EXERCISE DESCRIPTION: The full set of records needs to be retyped exactly.

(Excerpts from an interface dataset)
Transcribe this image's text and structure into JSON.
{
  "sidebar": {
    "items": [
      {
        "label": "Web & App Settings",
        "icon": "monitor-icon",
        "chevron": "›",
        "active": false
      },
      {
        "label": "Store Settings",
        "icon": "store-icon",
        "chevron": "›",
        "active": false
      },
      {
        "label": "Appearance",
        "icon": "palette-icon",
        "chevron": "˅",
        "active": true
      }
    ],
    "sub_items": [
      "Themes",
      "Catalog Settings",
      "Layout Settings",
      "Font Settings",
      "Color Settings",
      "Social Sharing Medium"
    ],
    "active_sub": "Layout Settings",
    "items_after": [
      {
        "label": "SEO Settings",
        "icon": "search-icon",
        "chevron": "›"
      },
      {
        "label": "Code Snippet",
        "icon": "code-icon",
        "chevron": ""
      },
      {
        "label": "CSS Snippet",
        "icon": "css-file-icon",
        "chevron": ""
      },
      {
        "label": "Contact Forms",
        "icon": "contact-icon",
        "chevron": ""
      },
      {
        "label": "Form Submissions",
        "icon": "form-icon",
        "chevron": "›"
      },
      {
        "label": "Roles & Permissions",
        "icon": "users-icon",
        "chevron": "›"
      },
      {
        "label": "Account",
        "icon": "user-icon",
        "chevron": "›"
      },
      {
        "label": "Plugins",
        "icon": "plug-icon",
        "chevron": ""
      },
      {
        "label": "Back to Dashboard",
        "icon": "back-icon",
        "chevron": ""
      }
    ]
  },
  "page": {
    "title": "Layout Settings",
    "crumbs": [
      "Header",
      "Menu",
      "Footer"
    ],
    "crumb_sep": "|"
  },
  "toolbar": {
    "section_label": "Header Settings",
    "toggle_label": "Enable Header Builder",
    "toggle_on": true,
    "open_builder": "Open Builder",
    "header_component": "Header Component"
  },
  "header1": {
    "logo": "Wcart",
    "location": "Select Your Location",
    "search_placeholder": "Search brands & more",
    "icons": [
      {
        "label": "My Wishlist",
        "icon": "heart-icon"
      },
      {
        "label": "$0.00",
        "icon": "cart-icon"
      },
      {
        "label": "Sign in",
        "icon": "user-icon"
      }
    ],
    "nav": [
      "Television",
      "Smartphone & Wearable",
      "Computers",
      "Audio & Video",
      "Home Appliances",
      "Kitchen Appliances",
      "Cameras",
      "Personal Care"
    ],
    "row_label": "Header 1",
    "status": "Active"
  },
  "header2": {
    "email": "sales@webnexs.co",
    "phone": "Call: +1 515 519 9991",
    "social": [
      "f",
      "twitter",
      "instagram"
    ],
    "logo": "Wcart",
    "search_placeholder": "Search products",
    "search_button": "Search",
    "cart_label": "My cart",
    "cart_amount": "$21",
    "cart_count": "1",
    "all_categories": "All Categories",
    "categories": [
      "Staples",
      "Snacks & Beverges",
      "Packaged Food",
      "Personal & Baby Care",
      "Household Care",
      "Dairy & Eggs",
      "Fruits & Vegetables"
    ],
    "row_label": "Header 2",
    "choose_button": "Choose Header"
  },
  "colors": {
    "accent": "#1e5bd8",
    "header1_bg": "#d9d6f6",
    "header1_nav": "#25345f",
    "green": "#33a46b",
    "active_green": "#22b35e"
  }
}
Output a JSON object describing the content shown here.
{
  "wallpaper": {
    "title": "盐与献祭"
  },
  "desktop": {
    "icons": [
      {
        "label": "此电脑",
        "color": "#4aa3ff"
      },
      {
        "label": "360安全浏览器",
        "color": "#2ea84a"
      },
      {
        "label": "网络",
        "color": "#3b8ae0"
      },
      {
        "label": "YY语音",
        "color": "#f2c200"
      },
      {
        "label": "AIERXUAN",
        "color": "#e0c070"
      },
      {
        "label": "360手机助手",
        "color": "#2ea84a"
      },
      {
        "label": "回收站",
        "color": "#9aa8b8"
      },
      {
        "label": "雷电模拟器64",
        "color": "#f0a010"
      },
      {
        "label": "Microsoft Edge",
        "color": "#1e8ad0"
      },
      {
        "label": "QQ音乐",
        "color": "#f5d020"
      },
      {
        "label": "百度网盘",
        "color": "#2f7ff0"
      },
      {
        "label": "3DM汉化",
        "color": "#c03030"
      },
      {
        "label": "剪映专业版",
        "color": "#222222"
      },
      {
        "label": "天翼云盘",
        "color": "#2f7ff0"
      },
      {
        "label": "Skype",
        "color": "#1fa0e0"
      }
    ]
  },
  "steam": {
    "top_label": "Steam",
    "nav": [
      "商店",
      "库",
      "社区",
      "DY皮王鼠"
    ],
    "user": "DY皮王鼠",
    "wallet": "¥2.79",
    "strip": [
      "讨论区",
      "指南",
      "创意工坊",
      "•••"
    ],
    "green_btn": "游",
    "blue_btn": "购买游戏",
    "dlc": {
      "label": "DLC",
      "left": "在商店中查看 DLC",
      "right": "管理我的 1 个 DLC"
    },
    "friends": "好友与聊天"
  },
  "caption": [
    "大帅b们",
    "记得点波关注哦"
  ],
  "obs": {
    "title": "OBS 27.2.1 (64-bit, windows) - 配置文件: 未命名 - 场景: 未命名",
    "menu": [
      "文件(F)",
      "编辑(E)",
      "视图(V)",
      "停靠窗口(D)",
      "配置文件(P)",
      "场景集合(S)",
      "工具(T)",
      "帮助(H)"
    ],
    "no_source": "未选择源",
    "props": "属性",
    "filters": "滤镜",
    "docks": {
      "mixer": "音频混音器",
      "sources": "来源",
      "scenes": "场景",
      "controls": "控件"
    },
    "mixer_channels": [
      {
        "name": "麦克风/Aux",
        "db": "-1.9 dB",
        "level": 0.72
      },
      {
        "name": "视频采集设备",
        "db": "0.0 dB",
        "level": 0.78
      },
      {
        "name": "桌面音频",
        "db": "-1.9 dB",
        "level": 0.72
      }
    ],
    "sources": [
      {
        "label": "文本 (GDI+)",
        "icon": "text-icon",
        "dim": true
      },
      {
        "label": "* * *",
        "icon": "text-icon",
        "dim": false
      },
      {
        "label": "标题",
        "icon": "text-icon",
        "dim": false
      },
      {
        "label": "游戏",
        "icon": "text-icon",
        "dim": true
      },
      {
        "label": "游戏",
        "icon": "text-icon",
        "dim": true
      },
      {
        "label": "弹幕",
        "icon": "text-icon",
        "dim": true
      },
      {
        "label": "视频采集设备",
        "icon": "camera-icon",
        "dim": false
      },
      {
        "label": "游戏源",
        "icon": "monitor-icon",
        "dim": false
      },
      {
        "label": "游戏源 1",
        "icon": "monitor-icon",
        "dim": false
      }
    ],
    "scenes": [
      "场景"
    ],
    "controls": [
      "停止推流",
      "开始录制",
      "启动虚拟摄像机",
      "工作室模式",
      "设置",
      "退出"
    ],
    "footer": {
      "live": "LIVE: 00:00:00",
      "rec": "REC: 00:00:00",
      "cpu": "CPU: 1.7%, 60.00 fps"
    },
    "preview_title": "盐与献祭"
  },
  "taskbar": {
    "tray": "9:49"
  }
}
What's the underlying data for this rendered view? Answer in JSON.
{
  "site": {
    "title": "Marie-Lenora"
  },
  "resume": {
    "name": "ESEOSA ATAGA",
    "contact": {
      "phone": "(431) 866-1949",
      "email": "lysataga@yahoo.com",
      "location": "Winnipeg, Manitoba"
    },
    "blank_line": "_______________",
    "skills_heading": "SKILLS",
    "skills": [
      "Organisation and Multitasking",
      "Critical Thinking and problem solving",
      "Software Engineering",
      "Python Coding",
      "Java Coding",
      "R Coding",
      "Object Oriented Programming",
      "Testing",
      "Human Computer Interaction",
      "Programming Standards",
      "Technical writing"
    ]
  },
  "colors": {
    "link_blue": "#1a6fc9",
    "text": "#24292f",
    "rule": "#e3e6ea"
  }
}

OUTPUT:
Transcribe this image's text and structure into JSON.
{
  "sidebar": {
    "items": [
      {
        "label": "Web & App Settings",
        "icon": "monitor-icon",
        "chevron": "›",
        "active": false
      },
      {
        "label": "Store Settings",
        "icon": "store-icon",
        "chevron": "›",
        "active": false
      },
      {
        "label": "Appearance",
        "icon": "palette-icon",
        "chevron": "˅",
        "active": true
      }
    ],
    "sub_items": [
      "Themes",
      "Catalog Settings",
      "Layout Settings",
      "Font Settings",
      "Color Settings",
      "Social Sharing Medium"
    ],
    "active_sub": "Layout Settings",
    "items_after": [
      {
        "label": "SEO Settings",
        "icon": "search-icon",
        "chevron": "›"
      },
      {
        "label": "Code Snippet",
        "icon": "code-icon",
        "chevron": ""
      },
      {
        "label": "CSS Snippet",
        "icon": "css-file-icon",
        "chevron": ""
      },
      {
        "label": "Contact Forms",
        "icon": "contact-icon",
        "chevron": ""
      },
      {
        "label": "Form Submissions",
        "icon": "form-icon",
        "chevron": "›"
      },
      {
        "label": "Roles & Permissions",
        "icon": "users-icon",
        "chevron": "›"
      },
      {
        "label": "Account",
        "icon": "user-icon",
        "chevron": "›"
      },
      {
        "label": "Plugins",
        "icon": "plug-icon",
        "chevron": ""
      },
      {
        "label": "Back to Dashboard",
        "icon": "back-icon",
        "chevron": ""
      }
    ]
  },
  "page": {
    "title": "Layout Settings",
    "crumbs": [
      "Header",
      "Menu",
      "Footer"
    ],
    "crumb_sep": "|"
  },
  "toolbar": {
    "section_label": "Header Settings",
    "toggle_label": "Enable Header Builder",
    "toggle_on": true,
    "open_builder": "Open Builder",
    "header_component": "Header Component"
  },
  "header1": {
    "logo": "Wcart",
    "location": "Select Your Location",
    "search_placeholder": "Search brands & more",
    "icons": [
      {
        "label": "My Wishlist",
        "icon": "heart-icon"
      },
      {
        "label": "$0.00",
        "icon": "cart-icon"
      },
      {
        "label": "Sign in",
        "icon": "user-icon"
      }
    ],
    "nav": [
      "Television",
      "Smartphone & Wearable",
      "Computers",
      "Audio & Video",
      "Home Appliances",
      "Kitchen Appliances",
      "Cameras",
      "Personal Care"
    ],
    "row_label": "Header 1",
    "status": "Active"
  },
  "header2": {
    "email": "sales@webnexs.co",
    "phone": "Call: +1 515 519 9991",
    "social": [
      "f",
      "twitter",
      "instagram"
    ],
    "logo": "Wcart",
    "search_placeholder": "Search products",
    "search_button": "Search",
    "cart_label": "My cart",
    "cart_amount": "$21",
    "cart_count": "1",
    "all_categories": "All Categories",
    "categories": [
      "Staples",
      "Snacks & Beverges",
      "Packaged Food",
      "Personal & Baby Care",
      "Household Care",
      "Dairy & Eggs",
      "Fruits & Vegetables"
    ],
    "row_label": "Header 2",
    "choose_button": "Choose Header"
  },
  "colors": {
    "accent": "#1e5bd8",
    "header1_bg": "#d9d6f6",
    "header1_nav": "#25345f",
    "green": "#33a46b",
    "active_green": "#22b35e"
  }
}
Output a JSON object describing the content shown here.
{
  "wallpaper": {
    "title": "盐与献祭"
  },
  "desktop": {
    "icons": [
      {
        "label": "此电脑",
        "color": "#4aa3ff"
      },
      {
        "label": "360安全浏览器",
        "color": "#2ea84a"
      },
      {
        "label": "网络",
        "color": "#3b8ae0"
      },
      {
        "label": "YY语音",
        "color": "#f2c200"
      },
      {
        "label": "AIERXUAN",
        "color": "#e0c070"
      },
      {
        "label": "360手机助手",
        "color": "#2ea84a"
      },
      {
        "label": "回收站",
        "color": "#9aa8b8"
      },
      {
        "label": "雷电模拟器64",
        "color": "#f0a010"
      },
      {
        "label": "Microsoft Edge",
        "color": "#1e8ad0"
      },
      {
        "label": "QQ音乐",
        "color": "#f5d020"
      },
      {
        "label": "百度网盘",
        "color": "#2f7ff0"
      },
      {
        "label": "3DM汉化",
        "color": "#c03030"
      },
      {
        "label": "剪映专业版",
        "color": "#222222"
      },
      {
        "label": "天翼云盘",
        "color": "#2f7ff0"
      },
      {
        "label": "Skype",
        "color": "#1fa0e0"
      }
    ]
  },
  "steam": {
    "top_label": "Steam",
    "nav": [
      "商店",
      "库",
      "社区",
      "DY皮王鼠"
    ],
    "user": "DY皮王鼠",
    "wallet": "¥2.79",
    "strip": [
      "讨论区",
      "指南",
      "创意工坊",
      "•••"
    ],
    "green_btn": "游",
    "blue_btn": "购买游戏",
    "dlc": {
      "label": "DLC",
      "left": "在商店中查看 DLC",
      "right": "管理我的 1 个 DLC"
    },
    "friends": "好友与聊天"
  },
  "caption": [
    "大帅b们",
    "记得点波关注哦"
  ],
  "obs": {
    "title": "OBS 27.2.1 (64-bit, windows) - 配置文件: 未命名 - 场景: 未命名",
    "menu": [
      "文件(F)",
      "编辑(E)",
      "视图(V)",
      "停靠窗口(D)",
      "配置文件(P)",
      "场景集合(S)",
      "工具(T)",
      "帮助(H)"
    ],
    "no_source": "未选择源",
    "props": "属性",
    "filters": "滤镜",
    "docks": {
      "mixer": "音频混音器",
      "sources": "来源",
      "scenes": "场景",
      "controls": "控件"
    },
    "mixer_channels": [
      {
        "name": "麦克风/Aux",
        "db": "-1.9 dB",
        "level": 0.72
      },
      {
        "name": "视频采集设备",
        "db": "0.0 dB",
        "level": 0.78
      },
      {
        "name": "桌面音频",
        "db": "-1.9 dB",
        "level": 0.72
      }
    ],
    "sources": [
      {
        "label": "文本 (GDI+)",
        "icon": "text-icon",
        "dim": true
      },
      {
        "label": "* * *",
        "icon": "text-icon",
        "dim": false
      },
      {
        "label": "标题",
        "icon": "text-icon",
        "dim": false
      },
      {
        "label": "游戏",
        "icon": "text-icon",
        "dim": true
      },
      {
        "label": "游戏",
        "icon": "text-icon",
        "dim": true
      },
      {
        "label": "弹幕",
        "icon": "text-icon",
        "dim": true
      },
      {
        "label": "视频采集设备",
        "icon": "camera-icon",
        "dim": false
      },
      {
        "label": "游戏源",
        "icon": "monitor-icon",
        "dim": false
      },
      {
        "label": "游戏源 1",
        "icon": "monitor-icon",
        "dim": false
      }
    ],
    "scenes": [
      "场景"
    ],
    "controls": [
      "停止推流",
      "开始录制",
      "启动虚拟摄像机",
      "工作室模式",
      "设置",
      "退出"
    ],
    "footer": {
      "live": "LIVE: 00:00:00",
      "rec": "REC: 00:00:00",
      "cpu": "CPU: 1.7%, 60.00 fps"
    },
    "preview_title": "盐与献祭"
  },
  "taskbar": {
    "tray": "9:49"
  }
}
What's the underlying data for this rendered view? Answer in JSON.
{
  "site": {
    "title": "Marie-Lenora"
  },
  "resume": {
    "name": "ESEOSA ATAGA",
    "contact": {
      "phone": "(431) 866-1949",
      "email": "lysataga@yahoo.com",
      "location": "Winnipeg, Manitoba"
    },
    "blank_line": "_______________",
    "skills_heading": "SKILLS",
    "skills": [
      "Organisation and Multitasking",
      "Critical Thinking and problem solving",
      "Software Engineering",
      "Python Coding",
      "Java Coding",
      "R Coding",
      "Object Oriented Programming",
      "Testing",
      "Human Computer Interaction",
      "Programming Standards",
      "Technical writing"
    ]
  },
  "colors": {
    "link_blue": "#1a6fc9",
    "text": "#24292f",
    "rule": "#e3e6ea"
  }
}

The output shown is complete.